▼

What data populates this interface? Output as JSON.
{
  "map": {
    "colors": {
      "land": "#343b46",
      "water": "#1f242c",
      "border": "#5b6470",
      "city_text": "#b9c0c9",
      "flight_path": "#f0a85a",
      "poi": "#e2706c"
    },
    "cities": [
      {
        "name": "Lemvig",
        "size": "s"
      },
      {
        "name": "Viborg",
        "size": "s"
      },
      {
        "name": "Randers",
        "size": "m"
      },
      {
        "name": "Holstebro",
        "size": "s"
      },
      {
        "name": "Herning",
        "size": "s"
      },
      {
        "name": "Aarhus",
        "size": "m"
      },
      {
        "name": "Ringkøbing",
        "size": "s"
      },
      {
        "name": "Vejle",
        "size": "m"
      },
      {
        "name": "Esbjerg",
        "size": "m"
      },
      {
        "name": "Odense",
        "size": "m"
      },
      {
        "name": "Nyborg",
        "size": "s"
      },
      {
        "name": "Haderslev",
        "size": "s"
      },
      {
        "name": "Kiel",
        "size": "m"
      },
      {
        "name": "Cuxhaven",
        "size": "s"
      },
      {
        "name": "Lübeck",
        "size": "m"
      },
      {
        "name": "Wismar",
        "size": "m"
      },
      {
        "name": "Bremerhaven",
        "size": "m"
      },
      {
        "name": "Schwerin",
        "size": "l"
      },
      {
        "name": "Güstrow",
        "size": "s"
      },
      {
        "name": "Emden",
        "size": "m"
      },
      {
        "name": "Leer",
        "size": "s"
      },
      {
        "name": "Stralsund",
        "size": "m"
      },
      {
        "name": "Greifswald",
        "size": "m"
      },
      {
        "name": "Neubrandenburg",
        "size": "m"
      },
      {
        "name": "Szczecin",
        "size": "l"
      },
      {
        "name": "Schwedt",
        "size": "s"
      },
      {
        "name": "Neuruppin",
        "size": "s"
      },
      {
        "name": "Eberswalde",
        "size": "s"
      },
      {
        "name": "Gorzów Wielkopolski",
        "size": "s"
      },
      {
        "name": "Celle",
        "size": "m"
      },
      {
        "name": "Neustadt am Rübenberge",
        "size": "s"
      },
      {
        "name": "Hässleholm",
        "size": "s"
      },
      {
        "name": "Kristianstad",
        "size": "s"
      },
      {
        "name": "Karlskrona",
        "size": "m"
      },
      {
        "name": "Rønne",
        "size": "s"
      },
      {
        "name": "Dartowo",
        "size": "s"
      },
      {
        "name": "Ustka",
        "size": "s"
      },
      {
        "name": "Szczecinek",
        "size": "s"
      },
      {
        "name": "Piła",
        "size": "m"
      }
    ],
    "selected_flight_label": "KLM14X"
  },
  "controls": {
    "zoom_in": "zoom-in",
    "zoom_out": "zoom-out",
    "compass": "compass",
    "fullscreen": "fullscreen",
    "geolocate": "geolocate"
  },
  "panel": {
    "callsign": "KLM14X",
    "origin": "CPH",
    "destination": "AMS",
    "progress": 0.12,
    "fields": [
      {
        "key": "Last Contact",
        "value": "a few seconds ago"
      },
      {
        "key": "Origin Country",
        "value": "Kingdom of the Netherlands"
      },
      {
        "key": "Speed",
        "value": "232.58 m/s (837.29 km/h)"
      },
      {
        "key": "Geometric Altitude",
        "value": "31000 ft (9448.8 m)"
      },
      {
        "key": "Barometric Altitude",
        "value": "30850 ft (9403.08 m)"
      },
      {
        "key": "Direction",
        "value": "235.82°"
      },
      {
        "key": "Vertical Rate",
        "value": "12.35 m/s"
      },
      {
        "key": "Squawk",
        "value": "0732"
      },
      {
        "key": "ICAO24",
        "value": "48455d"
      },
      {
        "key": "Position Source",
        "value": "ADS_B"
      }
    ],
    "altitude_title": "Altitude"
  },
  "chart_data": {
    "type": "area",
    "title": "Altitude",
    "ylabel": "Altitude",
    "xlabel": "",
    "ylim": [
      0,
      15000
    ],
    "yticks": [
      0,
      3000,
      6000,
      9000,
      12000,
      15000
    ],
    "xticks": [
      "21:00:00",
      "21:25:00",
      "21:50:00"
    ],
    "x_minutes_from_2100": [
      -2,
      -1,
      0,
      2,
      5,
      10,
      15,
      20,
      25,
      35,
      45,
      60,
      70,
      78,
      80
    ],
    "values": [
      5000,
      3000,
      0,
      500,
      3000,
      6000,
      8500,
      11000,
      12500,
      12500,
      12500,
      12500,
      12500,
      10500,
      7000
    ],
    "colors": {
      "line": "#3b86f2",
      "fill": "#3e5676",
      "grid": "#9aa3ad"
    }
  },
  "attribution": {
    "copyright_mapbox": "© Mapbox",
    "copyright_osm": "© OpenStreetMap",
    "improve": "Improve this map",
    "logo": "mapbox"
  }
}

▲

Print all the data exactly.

• _Answer for this exercise_
What data populates this interface? Output as JSON.
{
  "map": {
    "colors": {
      "land": "#343b46",
      "water": "#1f242c",
      "border": "#5b6470",
      "city_text": "#b9c0c9",
      "flight_path": "#f0a85a",
      "poi": "#e2706c"
    },
    "cities": [
      {
        "name": "Lemvig",
        "size": "s"
      },
      {
        "name": "Viborg",
        "size": "s"
      },
      {
        "name": "Randers",
        "size": "m"
      },
      {
        "name": "Holstebro",
        "size": "s"
      },
      {
        "name": "Herning",
        "size": "s"
      },
      {
        "name": "Aarhus",
        "size": "m"
      },
      {
        "name": "Ringkøbing",
        "size": "s"
      },
      {
        "name": "Vejle",
        "size": "m"
      },
      {
        "name": "Esbjerg",
        "size": "m"
      },
      {
        "name": "Odense",
        "size": "m"
      },
      {
        "name": "Nyborg",
        "size": "s"
      },
      {
        "name": "Haderslev",
        "size": "s"
      },
      {
        "name": "Kiel",
        "size": "m"
      },
      {
        "name": "Cuxhaven",
        "size": "s"
      },
      {
        "name": "Lübeck",
        "size": "m"
      },
      {
        "name": "Wismar",
        "size": "m"
      },
      {
        "name": "Bremerhaven",
        "size": "m"
      },
      {
        "name": "Schwerin",
        "size": "l"
      },
      {
        "name": "Güstrow",
        "size": "s"
      },
      {
        "name": "Emden",
        "size": "m"
      },
      {
        "name": "Leer",
        "size": "s"
      },
      {
        "name": "Stralsund",
        "size": "m"
      },
      {
        "name": "Greifswald",
        "size": "m"
      },
      {
        "name": "Neubrandenburg",
        "size": "m"
      },
      {
        "name": "Szczecin",
        "size": "l"
      },
      {
        "name": "Schwedt",
        "size": "s"
      },
      {
        "name": "Neuruppin",
        "size": "s"
      },
      {
        "name": "Eberswalde",
        "size": "s"
      },
      {
        "name": "Gorzów Wielkopolski",
        "size": "s"
      },
      {
        "name": "Celle",
        "size": "m"
      },
      {
        "name": "Neustadt am Rübenberge",
        "size": "s"
      },
      {
        "name": "Hässleholm",
        "size": "s"
      },
      {
        "name": "Kristianstad",
        "size": "s"
      },
      {
        "name": "Karlskrona",
        "size": "m"
      },
      {
        "name": "Rønne",
        "size": "s"
      },
      {
        "name": "Dartowo",
        "size": "s"
      },
      {
        "name": "Ustka",
        "size": "s"
      },
      {
        "name": "Szczecinek",
        "size": "s"
      },
      {
        "name": "Piła",
        "size": "m"
      }
    ],
    "selected_flight_label": "KLM14X"
  },
  "controls": {
    "zoom_in": "zoom-in",
    "zoom_out": "zoom-out",
    "compass": "compass",
    "fullscreen": "fullscreen",
    "geolocate": "geolocate"
  },
  "panel": {
    "callsign": "KLM14X",
    "origin": "CPH",
    "destination": "AMS",
    "progress": 0.12,
    "fields": [
      {
        "key": "Last Contact",
        "value": "a few seconds ago"
      },
      {
        "key": "Origin Country",
        "value": "Kingdom of the Netherlands"
      },
      {
        "key": "Speed",
        "value": "232.58 m/s (837.29 km/h)"
      },
      {
        "key": "Geometric Altitude",
        "value": "31000 ft (9448.8 m)"
      },
      {
        "key": "Barometric Altitude",
        "value": "30850 ft (9403.08 m)"
      },
      {
        "key": "Direction",
        "value": "235.82°"
      },
      {
        "key": "Vertical Rate",
        "value": "12.35 m/s"
      },
      {
        "key": "Squawk",
        "value": "0732"
      },
      {
        "key": "ICAO24",
        "value": "48455d"
      },
      {
        "key": "Position Source",
        "value": "ADS_B"
      }
    ],
    "altitude_title": "Altitude"
  },
  "chart_data": {
    "type": "area",
    "title": "Altitude",
    "ylabel": "Altitude",
    "xlabel": "",
    "ylim": [
      0,
      15000
    ],
    "yticks": [
      0,
      3000,
      6000,
      9000,
      12000,
      15000
    ],
    "xticks": [
      "21:00:00",
      "21:25:00",
      "21:50:00"
    ],
    "x_minutes_from_2100": [
      -2,
      -1,
      0,
      2,
      5,
      10,
      15,
      20,
      25,
      35,
      45,
      60,
      70,
      78,
      80
    ],
    "values": [
      5000,
      3000,
      0,
      500,
      3000,
      6000,
      8500,
      11000,
      12500,
      12500,
      12500,
      12500,
      12500,
      10500,
      7000
    ],
    "colors": {
      "line": "#3b86f2",
      "fill": "#3e5676",
      "grid": "#9aa3ad"
    }
  },
  "attribution": {
    "copyright_mapbox": "© Mapbox",
    "copyright_osm": "© OpenStreetMap",
    "improve": "Improve this map",
    "logo": "mapbox"
  }
}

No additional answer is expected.